In Northern Hackney you will find the shopping center known as Boxpark Shoreditch. Founded in 2011, it introduced the concept of the pop-up mall as the first of this kind. The spaces for the shopping stores and the food eateries are made from refitted shipping containers. The idea is to give talented service providers from all over Britain a working opportunity. Aside from delicious meals and products of top brands, the live events are the other features of the pop-up mall.
The main route in the center of Hackney is Mare Street. It goes through the Southeastern part of the district. Along the way you will find many stores and restaurants, the best of which are centered in one place, to form the Mare Street market.
There are more open public spaces in Hackney, than in any other borough. The Clissold Park has probably the best features for children. The large animal enclosure puts forest wildlife on displays and the aviary has different kinds of bird species. The park is located below the Hackney City Tennis Club, where you can play at the open courts.
With its play areas and playgrounds, Stonebridge Gardens is the place to go for a picnic with your friends or your family. The feature it is best known for is the large mosaic snake sculpture. The park is next to the Haggerston Overground station.
Hackney Downs is an urban park, that is great for walking your dog outdoors. Sports enthusiasts can go there to take advantage of the football fields, the basketball courts and the athletic track.
Restaurants and Diners
At Little Georgia Hackney you can enjoy the atmosphere of the Georgian era. The cafe has a collection of vintage artefacts and the dishes are simple, but delicious.
The lovers of spicy Spanish food and the Mediterranean kitchen, can go to Tuyo. The tapas, the monk fish and the octopus are some of the traditional delicacies you can try.
What makes the Oslo Hackney restaurant unique, is that the building was a railway station in the past. Aside from the European kitchen, the venue offers live music performances as well.

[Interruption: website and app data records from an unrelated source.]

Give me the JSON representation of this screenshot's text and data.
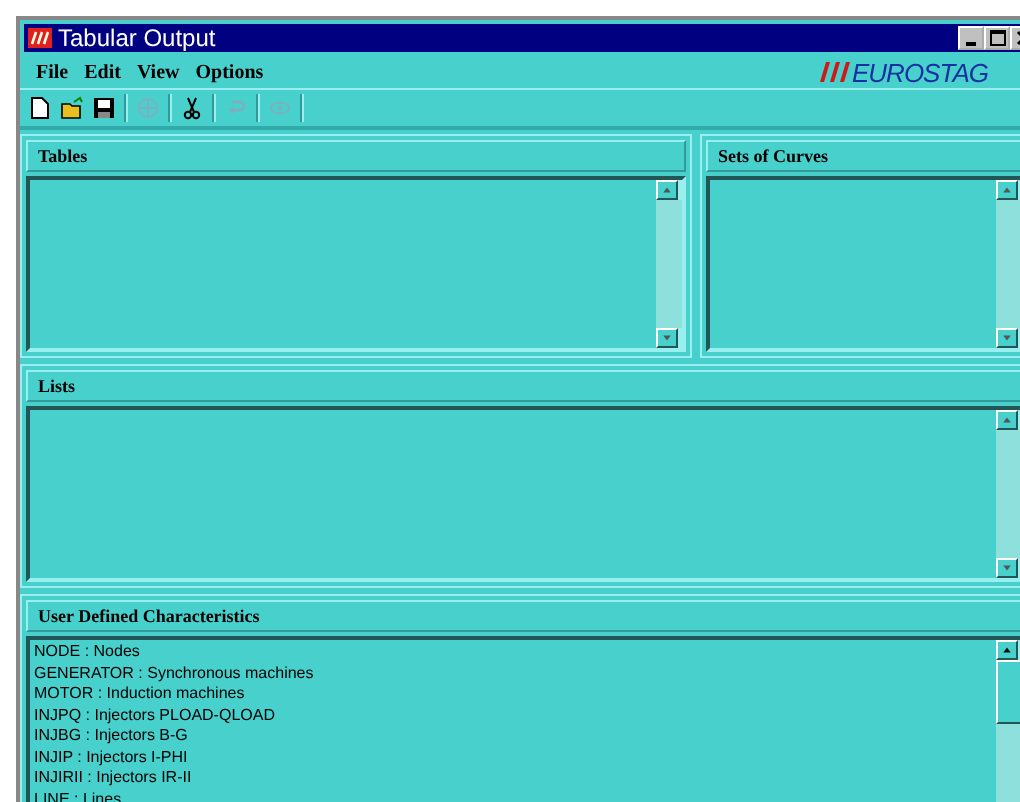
{
  "window": {
    "title": "Tabular Output"
  },
  "menu": [
    "File",
    "Edit",
    "View",
    "Options"
  ],
  "brand": "EUROSTAG",
  "toolbar": [
    {
      "kind": "new",
      "disabled": false
    },
    {
      "kind": "open",
      "disabled": false
    },
    {
      "kind": "save",
      "disabled": false
    },
    {
      "kind": "sep"
    },
    {
      "kind": "globe",
      "disabled": true
    },
    {
      "kind": "sep"
    },
    {
      "kind": "cut",
      "disabled": false
    },
    {
      "kind": "sep"
    },
    {
      "kind": "undo",
      "disabled": true
    },
    {
      "kind": "sep"
    },
    {
      "kind": "eye",
      "disabled": true
    },
    {
      "kind": "sep"
    }
  ],
  "tables": {
    "title": "Tables"
  },
  "sets_of_curves": {
    "title": "Sets of Curves"
  },
  "lists": {
    "title": "Lists"
  },
  "user_defined": {
    "title": "User Defined Characteristics",
    "items": [
      "NODE : Nodes",
      "GENERATOR : Synchronous machines",
      "MOTOR : Induction machines",
      "INJPQ : Injectors PLOAD-QLOAD",
      "INJBG : Injectors B-G",
      "INJIP : Injectors I-PHI",
      "INJIRII : Injectors IR-II",
      "LINE : Lines"
    ]
  }
}
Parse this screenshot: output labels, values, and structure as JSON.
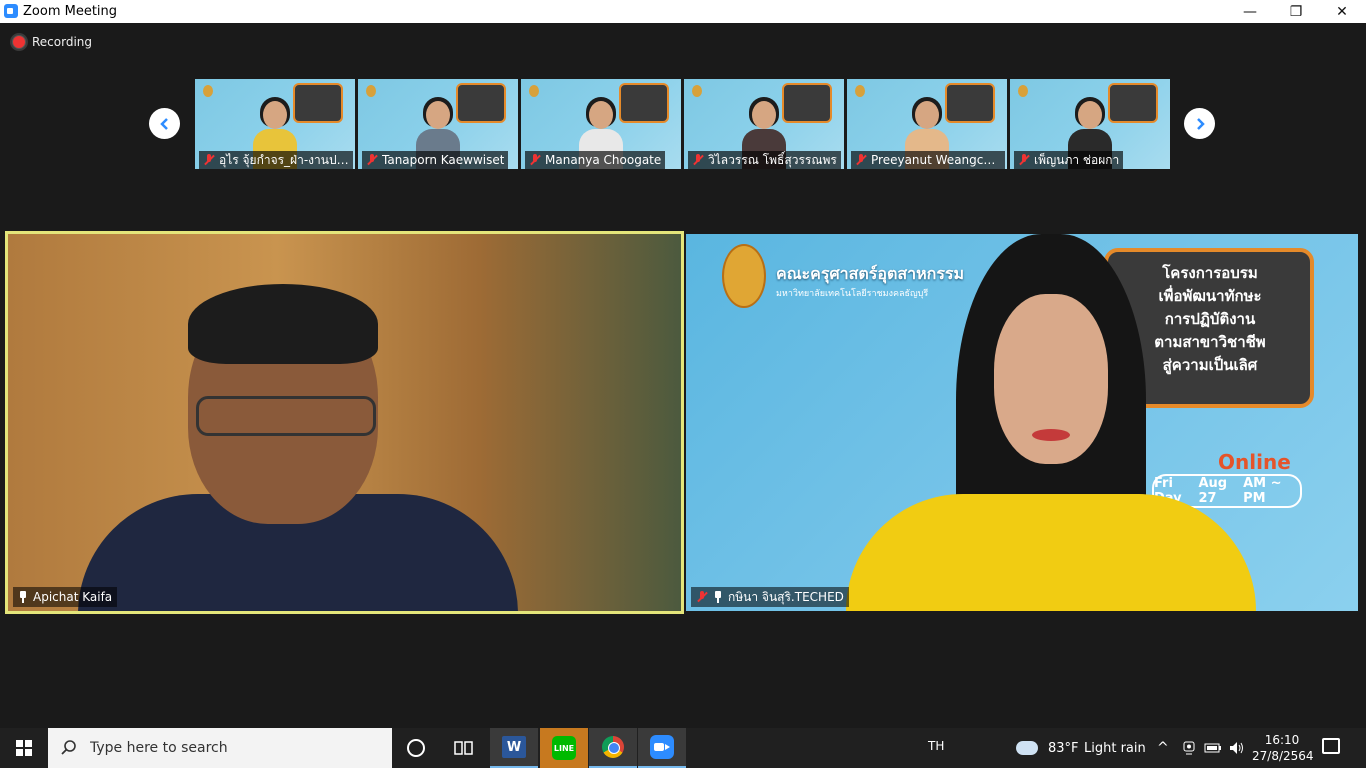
{
  "window": {
    "title": "Zoom Meeting",
    "minimize": "—",
    "maximize": "❐",
    "close": "✕"
  },
  "recording": {
    "label": "Recording"
  },
  "gallery": {
    "participants": [
      {
        "name": "อุไร จุ้ยกำจร_ฝ่า-งานประ...",
        "muted": true
      },
      {
        "name": "Tanaporn Kaewwiset",
        "muted": true
      },
      {
        "name": "Mananya Choogate",
        "muted": true
      },
      {
        "name": "วิไลวรรณ โพธิ์สุวรรณพร",
        "muted": true
      },
      {
        "name": "Preeyanut Weangcha...",
        "muted": true
      },
      {
        "name": "เพ็ญนภา ช่อผกา",
        "muted": true
      }
    ]
  },
  "main": {
    "left_video": {
      "name": "Apichat Kaifa",
      "active_speaker": true
    },
    "right_video": {
      "name": "กษินา จินสุริ.TECHED",
      "banner_title": "คณะครุศาสตร์อุตสาหกรรม",
      "banner_subtitle": "มหาวิทยาลัยเทคโนโลยีราชมงคลธัญบุรี",
      "speech_lines": [
        "โครงการอบรม",
        "เพื่อพัฒนาทักษะ",
        "การปฏิบัติงาน",
        "ตามสาขาวิชาชีพ",
        "สู่ความเป็นเลิศ"
      ],
      "online_label": "Online",
      "date_parts": [
        "Fri Day",
        "Aug 27",
        "AM ~ PM"
      ]
    }
  },
  "taskbar": {
    "search_placeholder": "Type here to search",
    "apps": [
      "task-view",
      "word",
      "line",
      "chrome",
      "zoom"
    ],
    "line_label": "LINE",
    "word_label": "W",
    "language": "TH",
    "weather_temp": "83°F",
    "weather_desc": "Light rain",
    "time": "16:10",
    "date": "27/8/2564"
  },
  "colors": {
    "active_speaker_border": "#e4e57a",
    "muted_red": "#e33",
    "zoom_blue": "#2d8cff"
  }
}
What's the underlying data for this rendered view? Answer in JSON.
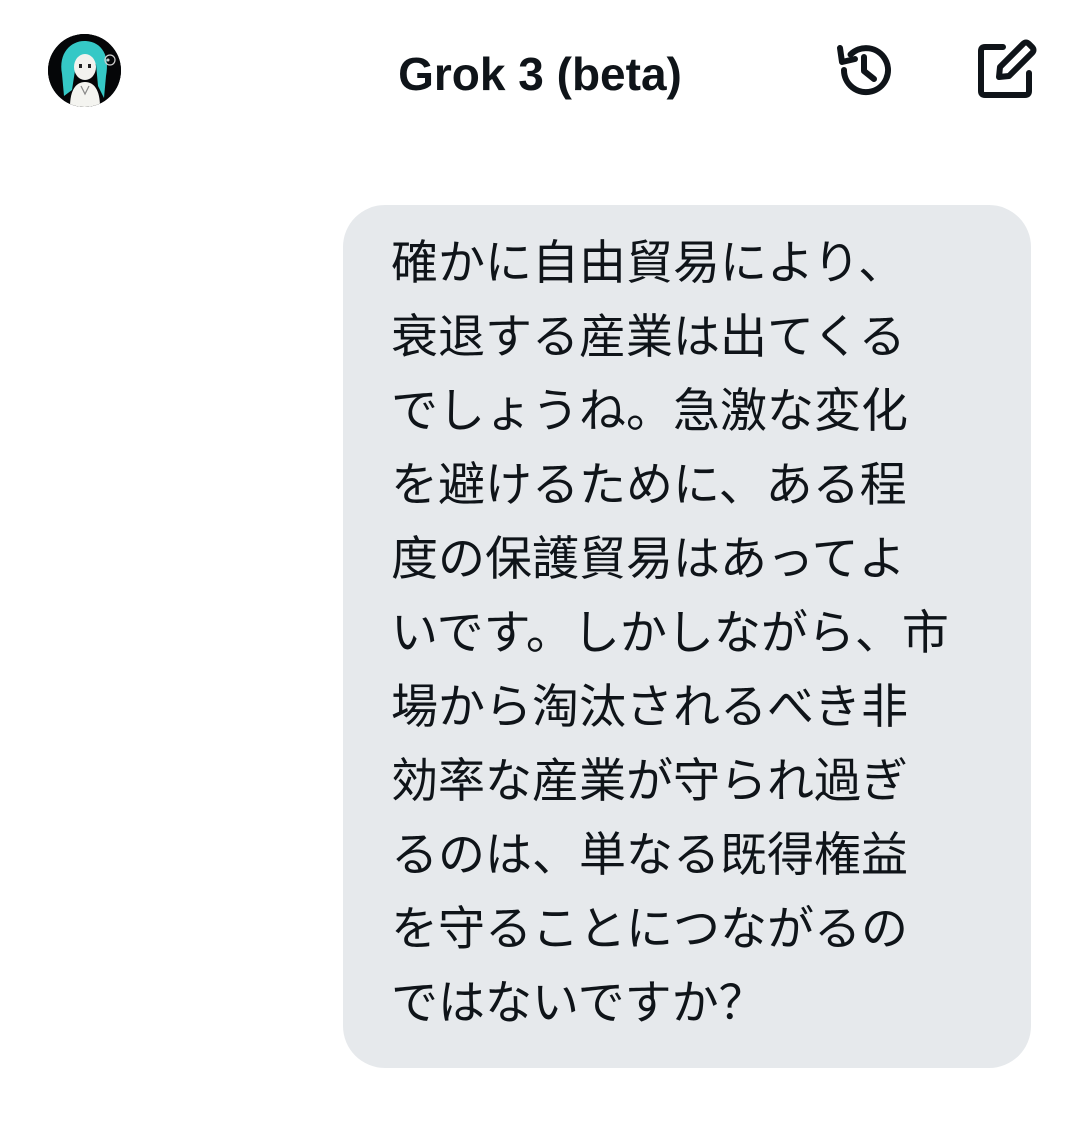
{
  "header": {
    "title": "Grok 3 (beta)",
    "avatar_icon": "user-avatar-anime-character",
    "history_icon": "history-icon",
    "compose_icon": "new-chat-compose-icon"
  },
  "messages": [
    {
      "role": "user",
      "text": "確かに自由貿易により、衰退する産業は出てくるでしょうね。急激な変化を避けるために、ある程度の保護貿易はあってよいです。しかしながら、市場から淘汰されるべき非効率な産業が守られ過ぎるのは、単なる既得権益を守ることにつながるのではないですか？"
    }
  ],
  "colors": {
    "background": "#ffffff",
    "bubble": "#e6e9ec",
    "text": "#0f1419"
  }
}
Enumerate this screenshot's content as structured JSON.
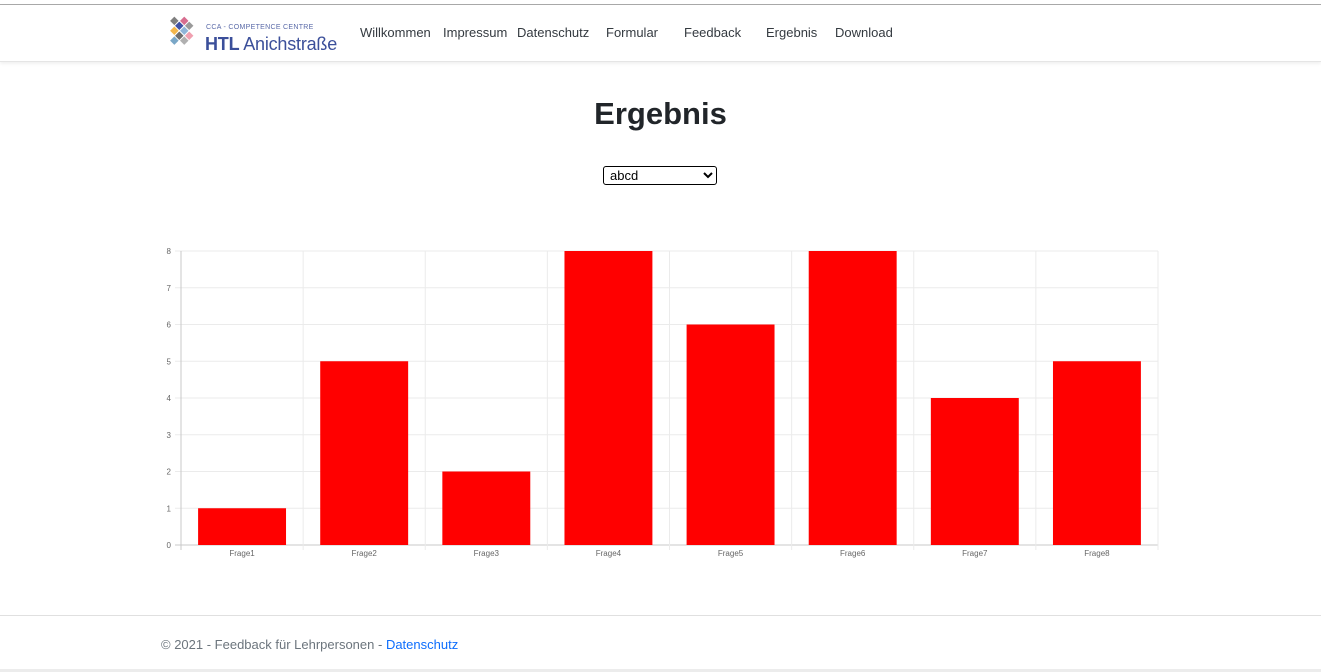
{
  "header": {
    "logo_small": "CCA - COMPETENCE CENTRE",
    "logo_htl": "HTL",
    "logo_name": "Anichstraße",
    "nav": [
      {
        "label": "Willkommen"
      },
      {
        "label": "Impressum"
      },
      {
        "label": "Datenschutz"
      },
      {
        "label": "Formular"
      },
      {
        "label": "Feedback"
      },
      {
        "label": "Ergebnis"
      },
      {
        "label": "Download"
      }
    ]
  },
  "main": {
    "title": "Ergebnis",
    "select": {
      "selected": "abcd"
    }
  },
  "chart_data": {
    "type": "bar",
    "categories": [
      "Frage1",
      "Frage2",
      "Frage3",
      "Frage4",
      "Frage5",
      "Frage6",
      "Frage7",
      "Frage8"
    ],
    "values": [
      1,
      5,
      2,
      8,
      6,
      8,
      4,
      5
    ],
    "ylim": [
      0,
      8
    ],
    "yticks": [
      0,
      1,
      2,
      3,
      4,
      5,
      6,
      7,
      8
    ],
    "bar_color": "#ff0000",
    "grid": true
  },
  "footer": {
    "text": "© 2021 - Feedback für Lehrpersonen - ",
    "link": "Datenschutz"
  },
  "colors": {
    "nav_text": "#343a40",
    "link": "#0d6efd",
    "logo": "#3b4f9a"
  }
}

Having a drink at the Axe is another option. The pub serves not only a good selection of beer but cocktails as well. You can sit either at the bar or the outdoors area.